A good incident report should include as many details as possible about the event. Here are some tips for writing an effective incident report:
Describe what happened in detail
Include all facts related to the incident, such as who was involved, when and where it took place, how many people were involved and what they were doing at the time of the accident.
For example, if someone fell from scaffolding due to faulty equipment or improper use of equipment, provide as much information about what the person was doing, the equipment they were handling and the safety protocols followed/neglected — so that others can learn from it and avoid similar mistakes in the future.
Be objective when describing events
Don’t editorialize or speculate about why something happened — simply state what happened and how it affected you or others involved in the accident.
The most important thing about being objective is not allowing emotion to cloud your judgment. Write down what you saw and heard, not what you thought or felt at the time. Avoid making assumptions and using words like “I think” or “I believe” when describing the events.
Be as thorough and accurate as possible, but avoid going into excessive detail about things like how you felt during the incident or what others said afterwards.
Use simple language
Your goal should be for anyone who reads your report to understand exactly what happened without needing any additional context or background information. So avoid using complex phrases or technical terms unless necessary. Otherwise, stick with simple language and avoid using abbreviations or acronyms unless they are widely accepted within your industry.
Include photos, if possible
If the incident caused physical damage, take photos so they can be included with your report. Photos will help show any damages or injuries resulting from the situation and clarify any questions about what happened during the incident.
How Safetymint can help in reporting incidents

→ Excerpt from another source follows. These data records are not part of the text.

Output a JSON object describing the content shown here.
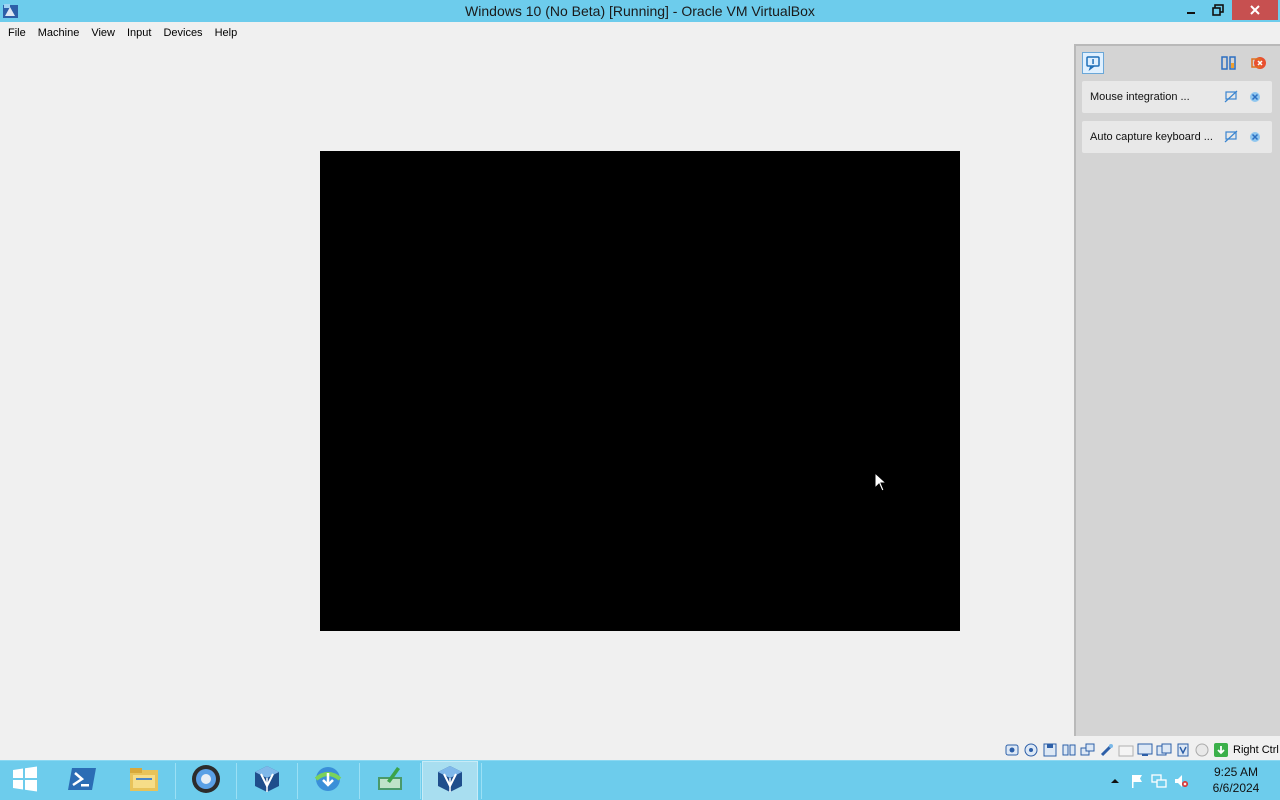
{
  "window": {
    "title": "Windows 10 (No Beta) [Running] - Oracle VM VirtualBox",
    "app_icon": "virtualbox-icon",
    "controls": [
      "minimize-icon",
      "restore-icon",
      "close-icon"
    ]
  },
  "menu": {
    "items": [
      {
        "label": "File"
      },
      {
        "label": "Machine"
      },
      {
        "label": "View"
      },
      {
        "label": "Input"
      },
      {
        "label": "Devices"
      },
      {
        "label": "Help"
      }
    ]
  },
  "notifications": {
    "header_icons": [
      "message-icon",
      "dock-icon",
      "close-all-icon"
    ],
    "items": [
      {
        "text": "Mouse integration ...",
        "icons": [
          "suppress-icon",
          "close-icon"
        ]
      },
      {
        "text": "Auto capture keyboard ...",
        "icons": [
          "suppress-icon",
          "close-icon"
        ]
      }
    ]
  },
  "statusbar": {
    "icons": [
      "hard-disk-icon",
      "optical-drive-icon",
      "floppy-icon",
      "audio-icon",
      "network-icon",
      "usb-icon",
      "shared-folders-icon",
      "display-icon",
      "recording-icon",
      "cpu-icon",
      "mouse-integration-icon",
      "host-key-icon"
    ],
    "host_key": "Right Ctrl"
  },
  "taskbar": {
    "buttons": [
      {
        "icon": "start-icon"
      },
      {
        "icon": "powershell-icon"
      },
      {
        "icon": "file-explorer-icon"
      },
      {
        "icon": "browser-icon"
      },
      {
        "icon": "virtualbox-icon"
      },
      {
        "icon": "download-manager-icon"
      },
      {
        "icon": "notepad-icon"
      },
      {
        "icon": "virtualbox-vm-icon"
      }
    ],
    "tray_icons": [
      "show-hidden-icon",
      "action-center-flag-icon",
      "network-icon",
      "volume-muted-icon"
    ],
    "clock": {
      "time": "9:25 AM",
      "date": "6/6/2024"
    }
  },
  "colors": {
    "accent": "#6dccec",
    "close": "#c75050",
    "vm_screen": "#000000"
  }
}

Safetymint is an online incident management system developed to help organizations manage safety incidents, observations and near misses. It improves your safety culture by getting more people involved in reporting incidents and it enables you to gather the right data to make better decisions.
Safetymint offers a simple & quick process for reporting incidents, which helps ensure that all necessary details are captured and recorded correctly. Employees can report hazards themselves through their mobile phones or computers anywhere and at any time.
No prior training
Safetymint has an intuitive interface that’s direct and simple enough that anyone with a smartphone or access to a computer can quickly report the incidents — without any prior training.
Overall dashboard view
The safety dashboard allows you to track your leading and lagging indicators at one glance to monitor performance and take corrective action wherever necessary. This will help you develop effective solutions for reducing injuries and improving overall workplace health and safety performance.
Custom investigation workflow
Safetymint includes a 5-step incident investigation process which includes the following steps: Incident reporting, Setting up and investigation team, Root cause analysis, Recommended actions and Review and Closure. This process can be used for both internal as well as external investigations.